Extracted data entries
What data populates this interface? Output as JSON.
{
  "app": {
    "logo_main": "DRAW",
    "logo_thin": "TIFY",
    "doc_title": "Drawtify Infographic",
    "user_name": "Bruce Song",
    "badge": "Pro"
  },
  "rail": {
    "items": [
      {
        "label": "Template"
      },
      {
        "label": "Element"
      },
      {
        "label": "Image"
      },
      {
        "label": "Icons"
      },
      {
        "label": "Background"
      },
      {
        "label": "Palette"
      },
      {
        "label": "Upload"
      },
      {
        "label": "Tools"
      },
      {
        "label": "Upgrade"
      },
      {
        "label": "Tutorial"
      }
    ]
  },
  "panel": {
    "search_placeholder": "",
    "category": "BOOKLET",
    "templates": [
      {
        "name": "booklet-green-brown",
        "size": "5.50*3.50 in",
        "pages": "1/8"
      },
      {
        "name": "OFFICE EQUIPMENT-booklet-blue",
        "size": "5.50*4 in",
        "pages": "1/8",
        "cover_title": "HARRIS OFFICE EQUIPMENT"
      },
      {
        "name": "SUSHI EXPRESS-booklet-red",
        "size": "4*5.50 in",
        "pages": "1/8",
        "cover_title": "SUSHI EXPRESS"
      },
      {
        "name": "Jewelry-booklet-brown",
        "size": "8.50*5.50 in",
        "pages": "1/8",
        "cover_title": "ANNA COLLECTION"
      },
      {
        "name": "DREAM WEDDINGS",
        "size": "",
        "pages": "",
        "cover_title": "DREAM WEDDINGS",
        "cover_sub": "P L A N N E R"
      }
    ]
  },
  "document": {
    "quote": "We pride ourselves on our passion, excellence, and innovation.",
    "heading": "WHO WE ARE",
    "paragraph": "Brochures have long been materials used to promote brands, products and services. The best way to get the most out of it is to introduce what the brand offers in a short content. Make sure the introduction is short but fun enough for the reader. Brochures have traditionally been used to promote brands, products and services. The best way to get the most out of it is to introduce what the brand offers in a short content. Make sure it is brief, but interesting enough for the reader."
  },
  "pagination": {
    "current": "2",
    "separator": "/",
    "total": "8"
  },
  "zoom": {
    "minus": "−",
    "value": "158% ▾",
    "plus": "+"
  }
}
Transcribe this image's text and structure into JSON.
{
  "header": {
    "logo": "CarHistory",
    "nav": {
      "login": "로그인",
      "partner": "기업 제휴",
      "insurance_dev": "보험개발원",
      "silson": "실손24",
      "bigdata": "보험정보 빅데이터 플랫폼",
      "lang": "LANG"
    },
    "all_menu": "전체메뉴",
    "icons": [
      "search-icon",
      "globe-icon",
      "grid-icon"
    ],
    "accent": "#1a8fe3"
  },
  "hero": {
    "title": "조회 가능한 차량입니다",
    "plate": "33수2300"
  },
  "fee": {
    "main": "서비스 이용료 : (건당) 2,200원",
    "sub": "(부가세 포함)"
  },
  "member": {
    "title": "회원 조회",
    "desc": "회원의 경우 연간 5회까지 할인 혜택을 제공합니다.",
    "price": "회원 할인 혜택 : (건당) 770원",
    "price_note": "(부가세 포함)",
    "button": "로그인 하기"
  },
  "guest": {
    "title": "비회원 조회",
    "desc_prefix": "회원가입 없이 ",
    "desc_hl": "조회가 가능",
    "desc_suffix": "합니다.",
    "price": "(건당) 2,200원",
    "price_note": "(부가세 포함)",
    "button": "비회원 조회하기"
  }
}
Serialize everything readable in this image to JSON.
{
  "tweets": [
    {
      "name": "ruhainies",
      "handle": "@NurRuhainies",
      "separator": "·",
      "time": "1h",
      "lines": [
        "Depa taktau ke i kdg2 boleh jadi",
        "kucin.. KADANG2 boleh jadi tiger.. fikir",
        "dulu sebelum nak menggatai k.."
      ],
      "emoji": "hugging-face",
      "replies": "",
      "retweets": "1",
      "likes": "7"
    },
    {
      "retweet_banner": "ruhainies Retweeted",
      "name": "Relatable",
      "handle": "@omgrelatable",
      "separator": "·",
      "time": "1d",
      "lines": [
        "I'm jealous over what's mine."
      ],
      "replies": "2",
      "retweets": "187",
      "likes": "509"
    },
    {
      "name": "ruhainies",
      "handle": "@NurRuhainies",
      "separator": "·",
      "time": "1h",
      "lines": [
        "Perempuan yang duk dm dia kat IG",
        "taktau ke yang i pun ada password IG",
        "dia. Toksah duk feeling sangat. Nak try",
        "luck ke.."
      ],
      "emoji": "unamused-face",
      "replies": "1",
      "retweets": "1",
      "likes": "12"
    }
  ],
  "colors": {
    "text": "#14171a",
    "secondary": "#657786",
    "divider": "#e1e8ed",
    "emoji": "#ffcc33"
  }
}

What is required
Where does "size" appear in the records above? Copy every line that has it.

Written answer
        "size": "5.50*3.50 in",
        "size": "5.50*4 in",
        "size": "4*5.50 in",
        "size": "8.50*5.50 in",
        "size": "",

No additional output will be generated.